• Data shown
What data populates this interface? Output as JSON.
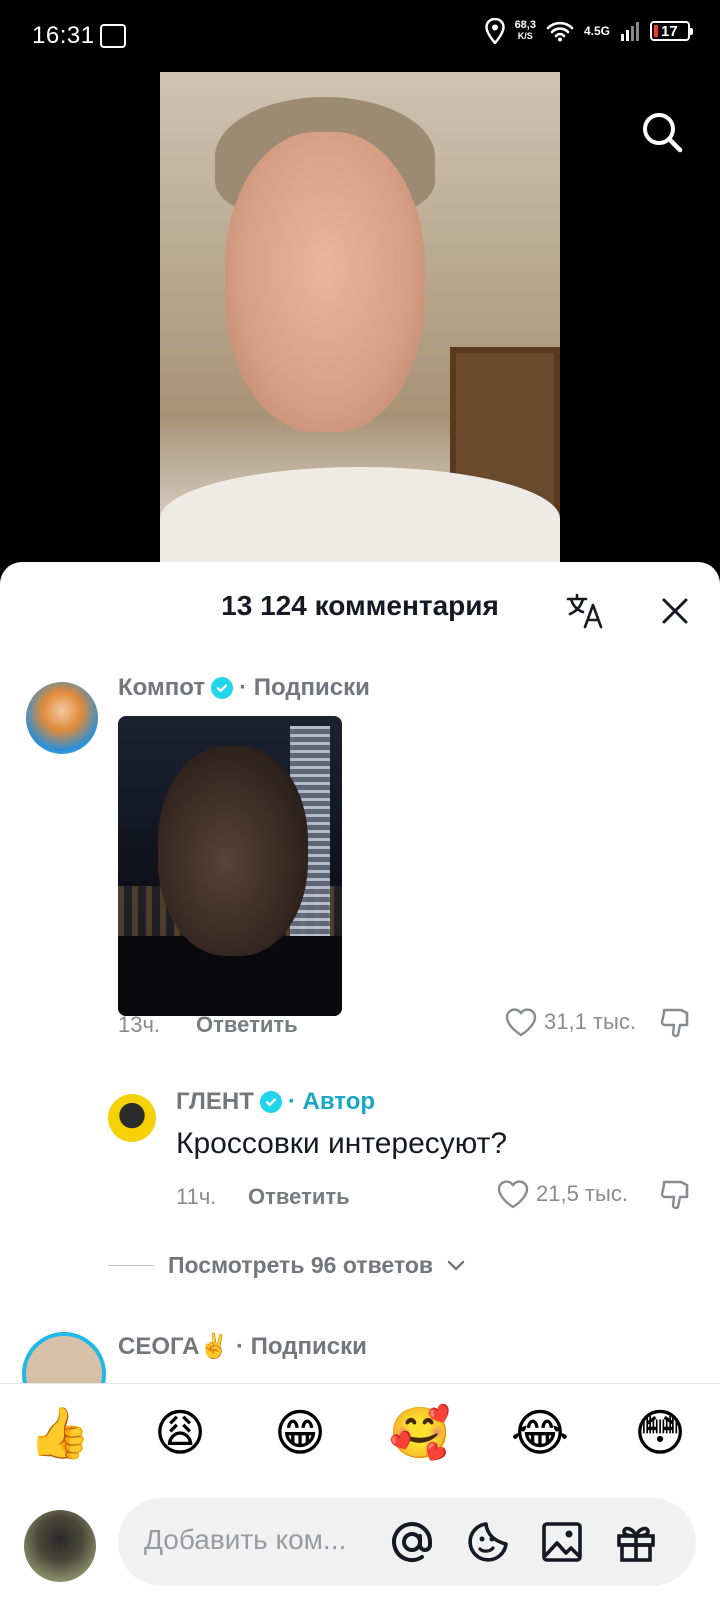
{
  "status_bar": {
    "time": "16:31",
    "net_speed_value": "68,3",
    "net_speed_unit": "K/S",
    "network": "4.5G",
    "battery": "17",
    "battery_color": "#ff3b30"
  },
  "sheet": {
    "title": "13 124 комментария"
  },
  "comments": [
    {
      "author": "Компот",
      "verified": true,
      "tag": "· Подписки",
      "time": "13ч.",
      "reply_label": "Ответить",
      "likes": "31,1 тыс.",
      "has_image": true
    },
    {
      "author": "ГЛЕНТ",
      "verified": true,
      "tag": "· Автор",
      "text": "Кроссовки интересуют?",
      "time": "11ч.",
      "reply_label": "Ответить",
      "likes": "21,5 тыс."
    },
    {
      "author": "СЕОГА✌️",
      "tag": "· Подписки"
    }
  ],
  "view_replies": "Посмотреть 96 ответов",
  "reactions": [
    "👍",
    "😩",
    "😁",
    "🥰",
    "😂",
    "😳"
  ],
  "input": {
    "placeholder": "Добавить ком..."
  },
  "colors": {
    "accent_verified": "#20d5ec",
    "author_tag": "#18a7c6",
    "story_ring": "#20b8e6"
  }
}
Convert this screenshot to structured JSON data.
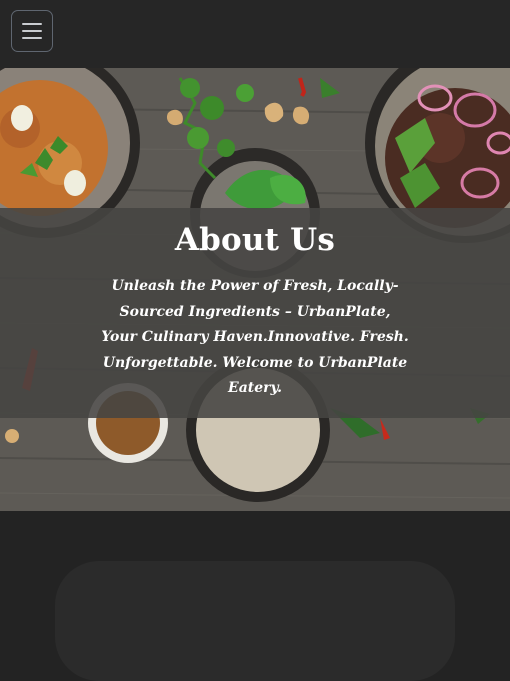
{
  "navbar": {
    "menu_icon": "hamburger-menu-icon"
  },
  "hero": {
    "image_description_icon": "food-table-photo",
    "title": "About Us",
    "tagline": "Unleash the Power of Fresh, Locally-Sourced Ingredients – UrbanPlate, Your Culinary Haven.Innovative. Fresh. Unforgettable. Welcome to UrbanPlate Eatery."
  },
  "colors": {
    "page_background": "#232323",
    "navbar_background": "#262626",
    "overlay_background": "#464442",
    "text": "#ffffff"
  }
}
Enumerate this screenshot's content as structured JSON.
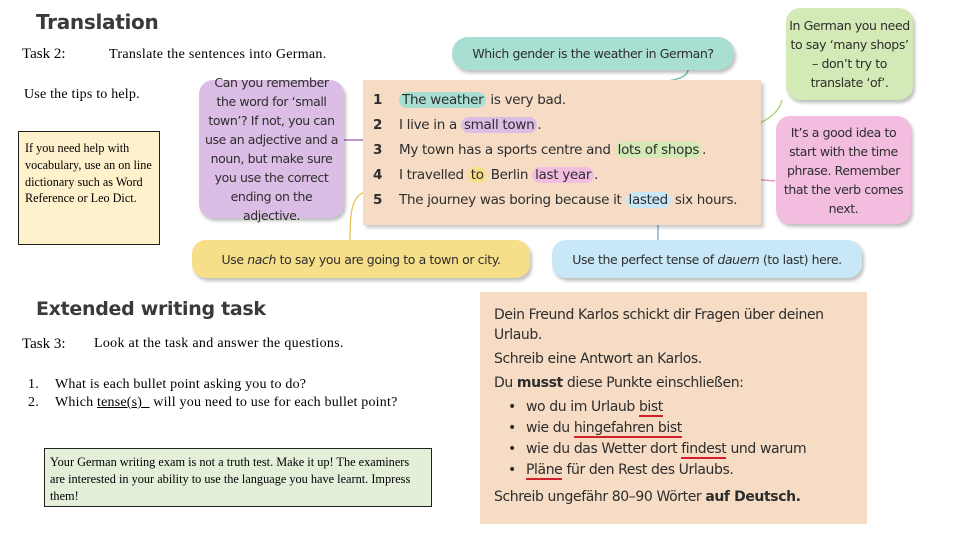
{
  "translation": {
    "heading": "Translation",
    "task_label": "Task 2:",
    "task_text": "Translate the sentences into German.",
    "tips_text": "Use the tips to help.",
    "help_box": "If you need help with vocabulary, use an on line dictionary such as Word Reference or Leo Dict.",
    "tips": {
      "small_town": "Can you remember the word for ‘small town’? If not, you can use an adjective and a noun, but make sure you use the correct ending on the adjective.",
      "gender": "Which gender is the weather in German?",
      "many_shops": "In German you need to say ‘many shops’ – don’t try to translate ‘of’.",
      "time_phrase": "It’s a good idea to start with the time phrase. Remember that the verb comes next.",
      "nach_pre": "Use ",
      "nach_em": "nach",
      "nach_post": " to say you are going to a town or city.",
      "dauern_pre": "Use the perfect tense of ",
      "dauern_em": "dauern",
      "dauern_post": " (to last) here."
    },
    "sentences": [
      {
        "num": "1",
        "parts": [
          "",
          "The weather",
          " is very bad."
        ]
      },
      {
        "num": "2",
        "parts": [
          "I live in a ",
          "small town",
          "."
        ]
      },
      {
        "num": "3",
        "parts": [
          "My town has a sports centre and ",
          "lots of shops",
          "."
        ]
      },
      {
        "num": "4",
        "parts": [
          "I travelled ",
          "to",
          " Berlin ",
          "last year",
          "."
        ]
      },
      {
        "num": "5",
        "parts": [
          "The journey was boring because it ",
          "lasted",
          " six hours."
        ]
      }
    ],
    "colors": {
      "teal": "#a9dfd3",
      "purple": "#dcbde6",
      "green": "#d3eab6",
      "yellow": "#f7df8a",
      "pink": "#f3bde0",
      "blue": "#c9e8f7",
      "panel": "#f6dcc4"
    }
  },
  "extended": {
    "heading": "Extended writing task",
    "task_label": "Task 3:",
    "task_text": "Look at the task and answer the questions.",
    "questions": [
      {
        "num": "1.",
        "text": "What is each bullet point asking you to do?"
      },
      {
        "num": "2.",
        "pre": "Which ",
        "underline": "tense(s)  ",
        "post": " will you need to use for each bullet point?"
      }
    ],
    "note_box": "Your German writing exam is not a truth test.  Make it up! The examiners are interested in your ability to use the language you have learnt.  Impress them!",
    "german_task": {
      "intro": "Dein Freund Karlos schickt dir Fragen über deinen Urlaub.",
      "instruction": "Schreib eine Antwort an Karlos.",
      "must_pre": "Du ",
      "must_bold": "musst",
      "must_post": " diese Punkte einschließen:",
      "bullets": [
        {
          "pre": "wo du im Urlaub ",
          "ul": "bist",
          "post": ""
        },
        {
          "pre": "wie du ",
          "ul": "hingefahren bist",
          "post": ""
        },
        {
          "pre": "wie du das Wetter dort ",
          "ul": "findest",
          "post": " und warum"
        },
        {
          "pre": "",
          "ul": "Pläne",
          "post": " für den Rest des Urlaubs."
        }
      ],
      "words_pre": "Schreib ungefähr 80–90 Wörter ",
      "words_bold": "auf Deutsch."
    }
  }
}
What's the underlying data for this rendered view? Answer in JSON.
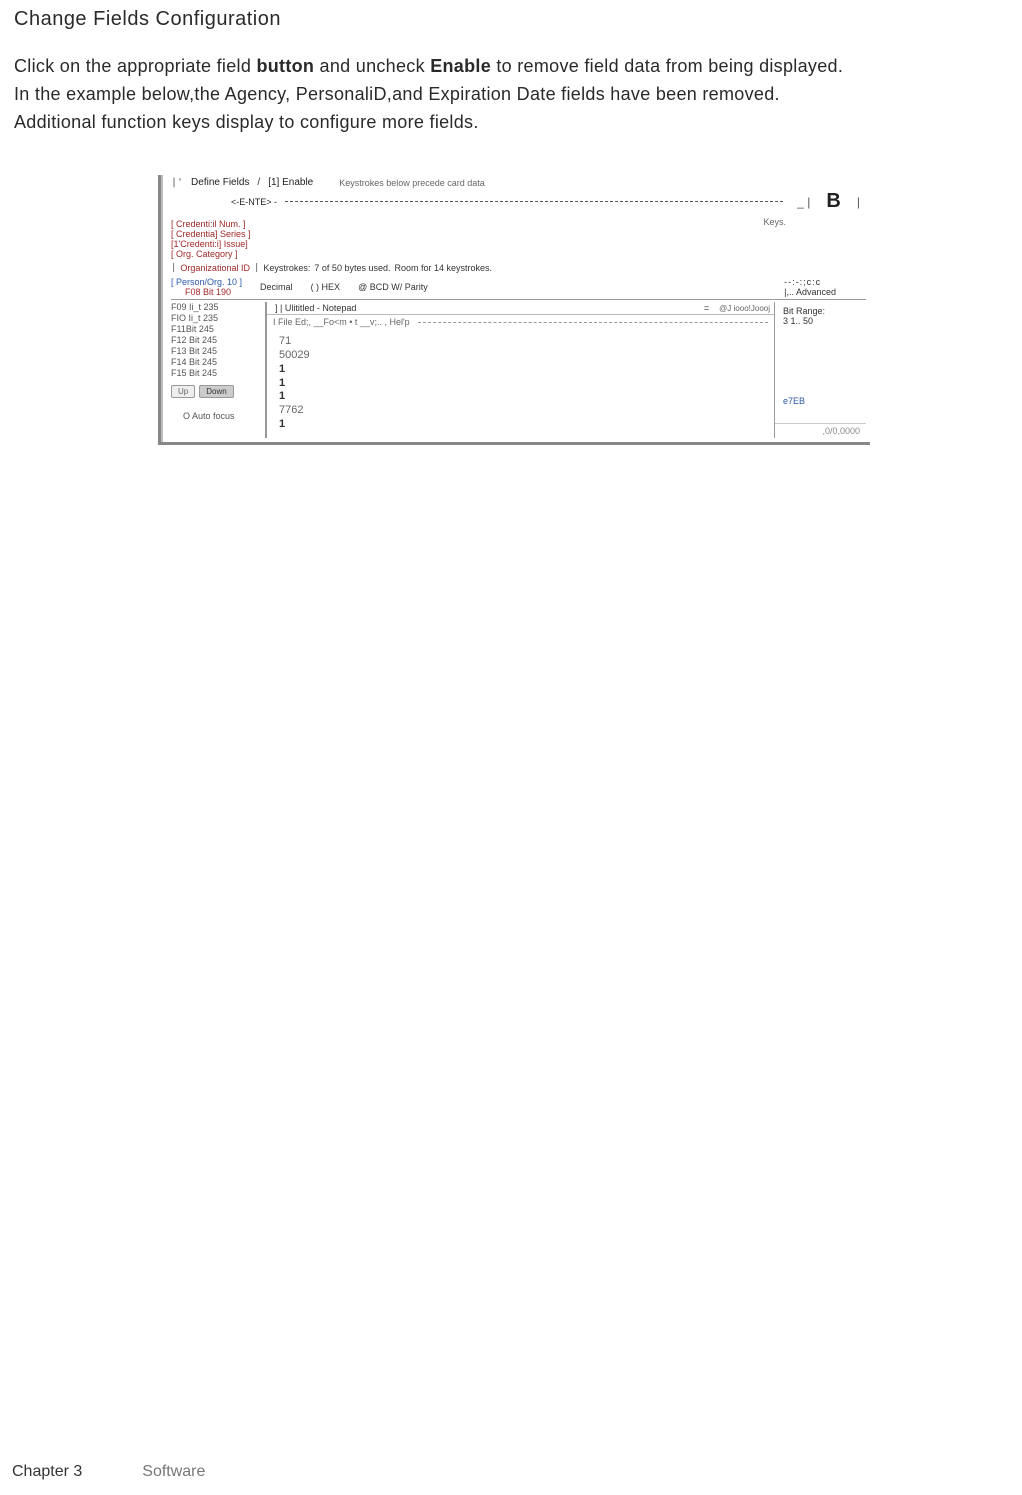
{
  "title": "Change Fields Configuration",
  "body1_a": "Click on the appropriate field ",
  "body1_b": "button",
  "body1_c": " and uncheck ",
  "body1_d": "Enable",
  "body1_e": " to remove  field data from  being displayed.",
  "body2": "In the example  below,the Agency, PersonaliD,and Expiration  Date fields have been removed.",
  "body3": "Additional function keys display  to configure  more  fields.",
  "ss": {
    "define_fields": "Define Fields",
    "slash": "/",
    "enable": "[1] Enable",
    "ks_hdr": "Keystrokes below precede card data",
    "enter": "<-E-NTE> -",
    "big_b": "B",
    "keys_label": "Keys.",
    "buttons": [
      {
        "label": "[ Credenti:il Num.  ]",
        "cls": ""
      },
      {
        "label": "[ Credentia] Series ]",
        "cls": ""
      },
      {
        "label": "[1'Credenti:i] Issue]",
        "cls": ""
      },
      {
        "label": "[   Org. Category   ]",
        "cls": ""
      }
    ],
    "org_id": "Organizational ID",
    "ks2_a": "Keystrokes:",
    "ks2_b": "7 of 50 bytes used.",
    "ks2_c": "Room for 14 keystrokes.",
    "person_org": "[  Person/Org. 10  ]",
    "cc": "--:-:;c:c",
    "f08": "F08  Bit 190",
    "decimal": "Decimal",
    "hex": "( ) HEX",
    "bcd": "@  BCD W/ Parity",
    "adv": "|,.. Advanced",
    "left_lines": [
      "F09 Ii_t 235",
      "FIO Ii_t 235",
      "F11Bit 245",
      "F12 Bit 245",
      "F13  Bit 245",
      "F14  Bit 245",
      "F15 Bit 245"
    ],
    "up": "Up",
    "down": "Down",
    "auto_focus": "O Auto focus",
    "np_title": "] | Ulititled - Notepad",
    "np_eq": "=",
    "np_j": "@J  iooo!Joooj",
    "np_menu": "I File   Ed;,  __Fo<m • t  __v;.. ,   Hel'p",
    "np_lines": [
      "71",
      "50029",
      "1",
      "1",
      "1",
      "7762",
      "1"
    ],
    "bit_range_label": "Bit Range:",
    "bit_range_val": "3 1.. 50",
    "e7": "e7EB",
    "zeros": ",0/0,0000"
  },
  "footer": {
    "chapter": "Chapter 3",
    "soft": "Software"
  }
}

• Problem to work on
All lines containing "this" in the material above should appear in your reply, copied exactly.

• Answer space
What data populates this interface? Output as JSON.
Convert this screenshot to structured JSON data.
Enumerate this screenshot's content as structured JSON.
What's the underlying data for this rendered view? Answer in JSON.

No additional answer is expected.